Work required - Total the lines of the entries below that hold the string "screenshot", then write only that total.
───── Excerpted records
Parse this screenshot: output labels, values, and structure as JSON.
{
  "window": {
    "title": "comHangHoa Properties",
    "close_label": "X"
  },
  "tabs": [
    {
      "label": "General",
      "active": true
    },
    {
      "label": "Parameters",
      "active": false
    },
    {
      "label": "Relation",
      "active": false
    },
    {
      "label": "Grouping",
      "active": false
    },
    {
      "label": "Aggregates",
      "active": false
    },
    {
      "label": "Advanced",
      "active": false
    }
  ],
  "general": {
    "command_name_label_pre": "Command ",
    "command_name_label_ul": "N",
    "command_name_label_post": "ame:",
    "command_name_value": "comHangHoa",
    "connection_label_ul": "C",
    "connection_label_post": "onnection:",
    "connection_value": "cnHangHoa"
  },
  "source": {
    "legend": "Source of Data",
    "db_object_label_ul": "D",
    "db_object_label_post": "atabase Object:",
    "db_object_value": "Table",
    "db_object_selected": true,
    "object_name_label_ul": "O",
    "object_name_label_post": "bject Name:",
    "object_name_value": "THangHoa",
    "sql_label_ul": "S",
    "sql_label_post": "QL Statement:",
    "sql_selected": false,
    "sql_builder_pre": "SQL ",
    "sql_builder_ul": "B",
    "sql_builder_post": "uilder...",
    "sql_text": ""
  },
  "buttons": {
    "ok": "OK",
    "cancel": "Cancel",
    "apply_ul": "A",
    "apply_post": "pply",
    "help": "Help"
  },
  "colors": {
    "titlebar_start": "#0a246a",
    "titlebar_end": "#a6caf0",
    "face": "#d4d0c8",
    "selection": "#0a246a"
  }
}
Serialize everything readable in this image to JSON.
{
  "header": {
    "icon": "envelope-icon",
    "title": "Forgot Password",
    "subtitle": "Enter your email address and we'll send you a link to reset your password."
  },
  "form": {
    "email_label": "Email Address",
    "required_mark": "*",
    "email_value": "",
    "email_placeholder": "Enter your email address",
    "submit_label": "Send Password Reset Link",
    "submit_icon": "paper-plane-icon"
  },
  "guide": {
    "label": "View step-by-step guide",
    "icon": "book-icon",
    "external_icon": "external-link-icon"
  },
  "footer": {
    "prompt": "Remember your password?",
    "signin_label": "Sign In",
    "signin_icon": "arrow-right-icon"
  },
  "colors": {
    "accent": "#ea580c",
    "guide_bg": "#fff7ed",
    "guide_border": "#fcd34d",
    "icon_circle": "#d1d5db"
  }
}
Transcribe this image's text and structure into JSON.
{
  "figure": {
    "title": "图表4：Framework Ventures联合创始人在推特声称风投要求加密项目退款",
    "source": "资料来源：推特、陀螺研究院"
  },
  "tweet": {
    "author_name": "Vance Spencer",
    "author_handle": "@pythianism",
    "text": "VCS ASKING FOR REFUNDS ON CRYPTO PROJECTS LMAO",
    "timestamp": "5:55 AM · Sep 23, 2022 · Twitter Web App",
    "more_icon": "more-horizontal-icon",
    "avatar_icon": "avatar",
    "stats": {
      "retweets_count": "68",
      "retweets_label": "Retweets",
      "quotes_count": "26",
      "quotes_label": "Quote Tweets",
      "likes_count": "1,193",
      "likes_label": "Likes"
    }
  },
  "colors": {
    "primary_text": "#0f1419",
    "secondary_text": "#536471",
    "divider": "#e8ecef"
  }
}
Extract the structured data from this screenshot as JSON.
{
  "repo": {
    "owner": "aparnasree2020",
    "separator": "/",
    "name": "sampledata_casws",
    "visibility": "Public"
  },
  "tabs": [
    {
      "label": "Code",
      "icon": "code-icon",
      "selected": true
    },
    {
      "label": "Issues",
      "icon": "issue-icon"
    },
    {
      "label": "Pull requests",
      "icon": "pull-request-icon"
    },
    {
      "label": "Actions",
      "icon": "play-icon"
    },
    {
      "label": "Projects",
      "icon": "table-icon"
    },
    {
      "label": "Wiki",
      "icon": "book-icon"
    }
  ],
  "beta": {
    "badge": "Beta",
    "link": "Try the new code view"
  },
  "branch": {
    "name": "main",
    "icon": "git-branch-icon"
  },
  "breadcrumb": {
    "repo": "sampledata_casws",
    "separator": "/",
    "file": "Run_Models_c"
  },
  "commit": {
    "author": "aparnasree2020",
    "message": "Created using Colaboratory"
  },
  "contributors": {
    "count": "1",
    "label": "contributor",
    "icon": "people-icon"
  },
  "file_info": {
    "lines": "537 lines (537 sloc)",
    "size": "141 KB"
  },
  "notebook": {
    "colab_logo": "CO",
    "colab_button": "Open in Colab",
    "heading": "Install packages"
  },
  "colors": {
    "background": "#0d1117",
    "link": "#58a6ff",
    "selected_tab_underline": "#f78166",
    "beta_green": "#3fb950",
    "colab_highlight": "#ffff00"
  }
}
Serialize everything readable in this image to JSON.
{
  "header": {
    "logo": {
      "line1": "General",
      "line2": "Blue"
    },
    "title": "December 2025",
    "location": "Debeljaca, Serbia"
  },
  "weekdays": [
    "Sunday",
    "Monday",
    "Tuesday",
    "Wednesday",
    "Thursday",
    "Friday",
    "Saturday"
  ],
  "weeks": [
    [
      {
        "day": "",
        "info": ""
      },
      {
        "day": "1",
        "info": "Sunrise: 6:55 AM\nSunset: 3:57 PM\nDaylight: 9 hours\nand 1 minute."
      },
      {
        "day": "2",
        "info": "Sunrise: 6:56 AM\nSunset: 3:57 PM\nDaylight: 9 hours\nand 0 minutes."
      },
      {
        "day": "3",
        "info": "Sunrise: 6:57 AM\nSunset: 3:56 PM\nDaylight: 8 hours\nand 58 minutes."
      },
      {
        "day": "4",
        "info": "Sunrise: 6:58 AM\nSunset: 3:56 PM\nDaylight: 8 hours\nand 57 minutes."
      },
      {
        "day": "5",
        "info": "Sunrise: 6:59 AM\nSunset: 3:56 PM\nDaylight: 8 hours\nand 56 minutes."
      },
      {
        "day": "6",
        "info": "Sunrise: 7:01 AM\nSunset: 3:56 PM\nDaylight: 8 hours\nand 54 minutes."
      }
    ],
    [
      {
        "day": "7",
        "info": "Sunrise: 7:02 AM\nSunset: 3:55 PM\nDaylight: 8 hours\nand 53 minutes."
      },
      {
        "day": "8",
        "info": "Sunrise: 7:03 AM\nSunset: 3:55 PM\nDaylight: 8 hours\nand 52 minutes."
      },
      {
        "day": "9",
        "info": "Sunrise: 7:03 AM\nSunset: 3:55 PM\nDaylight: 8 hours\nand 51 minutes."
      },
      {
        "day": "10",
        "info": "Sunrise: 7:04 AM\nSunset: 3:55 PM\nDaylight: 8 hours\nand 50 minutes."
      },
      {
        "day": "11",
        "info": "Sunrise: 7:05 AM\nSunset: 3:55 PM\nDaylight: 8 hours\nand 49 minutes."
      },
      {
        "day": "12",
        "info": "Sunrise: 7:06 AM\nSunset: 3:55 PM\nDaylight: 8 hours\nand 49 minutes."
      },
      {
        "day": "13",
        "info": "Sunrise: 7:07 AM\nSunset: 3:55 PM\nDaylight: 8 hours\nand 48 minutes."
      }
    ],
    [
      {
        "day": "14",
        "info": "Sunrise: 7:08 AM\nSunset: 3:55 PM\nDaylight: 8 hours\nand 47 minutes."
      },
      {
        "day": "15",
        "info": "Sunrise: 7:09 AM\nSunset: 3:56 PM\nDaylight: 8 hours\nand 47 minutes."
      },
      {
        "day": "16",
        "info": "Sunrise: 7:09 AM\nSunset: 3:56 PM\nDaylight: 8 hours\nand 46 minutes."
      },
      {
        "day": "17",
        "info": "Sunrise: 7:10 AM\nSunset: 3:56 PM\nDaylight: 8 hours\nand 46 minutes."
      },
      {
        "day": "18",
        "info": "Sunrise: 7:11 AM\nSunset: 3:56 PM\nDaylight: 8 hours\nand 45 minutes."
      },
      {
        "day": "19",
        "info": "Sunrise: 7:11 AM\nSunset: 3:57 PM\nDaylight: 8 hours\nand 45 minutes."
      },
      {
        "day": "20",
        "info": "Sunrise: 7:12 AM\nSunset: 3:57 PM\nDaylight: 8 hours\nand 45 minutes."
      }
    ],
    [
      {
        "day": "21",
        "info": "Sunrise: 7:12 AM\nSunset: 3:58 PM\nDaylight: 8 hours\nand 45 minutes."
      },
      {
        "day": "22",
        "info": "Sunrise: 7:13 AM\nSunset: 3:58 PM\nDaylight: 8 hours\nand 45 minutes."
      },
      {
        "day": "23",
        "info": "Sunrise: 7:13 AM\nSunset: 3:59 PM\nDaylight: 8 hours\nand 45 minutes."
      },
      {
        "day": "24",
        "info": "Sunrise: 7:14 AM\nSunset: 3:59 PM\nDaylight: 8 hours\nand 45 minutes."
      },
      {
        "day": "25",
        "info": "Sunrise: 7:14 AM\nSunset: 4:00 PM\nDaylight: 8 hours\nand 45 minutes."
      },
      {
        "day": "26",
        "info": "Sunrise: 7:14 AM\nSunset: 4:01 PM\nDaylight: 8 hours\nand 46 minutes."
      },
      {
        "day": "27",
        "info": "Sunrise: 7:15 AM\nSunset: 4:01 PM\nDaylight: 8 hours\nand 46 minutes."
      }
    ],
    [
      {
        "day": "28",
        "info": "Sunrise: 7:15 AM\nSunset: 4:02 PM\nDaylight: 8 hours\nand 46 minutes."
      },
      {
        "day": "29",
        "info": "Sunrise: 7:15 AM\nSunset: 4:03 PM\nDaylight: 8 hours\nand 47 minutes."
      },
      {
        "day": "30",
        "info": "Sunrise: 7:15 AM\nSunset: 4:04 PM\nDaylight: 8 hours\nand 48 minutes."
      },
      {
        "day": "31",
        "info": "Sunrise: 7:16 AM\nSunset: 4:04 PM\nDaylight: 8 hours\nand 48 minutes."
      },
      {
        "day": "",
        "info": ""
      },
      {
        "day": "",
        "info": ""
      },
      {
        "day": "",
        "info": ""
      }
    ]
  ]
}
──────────
Task result - 2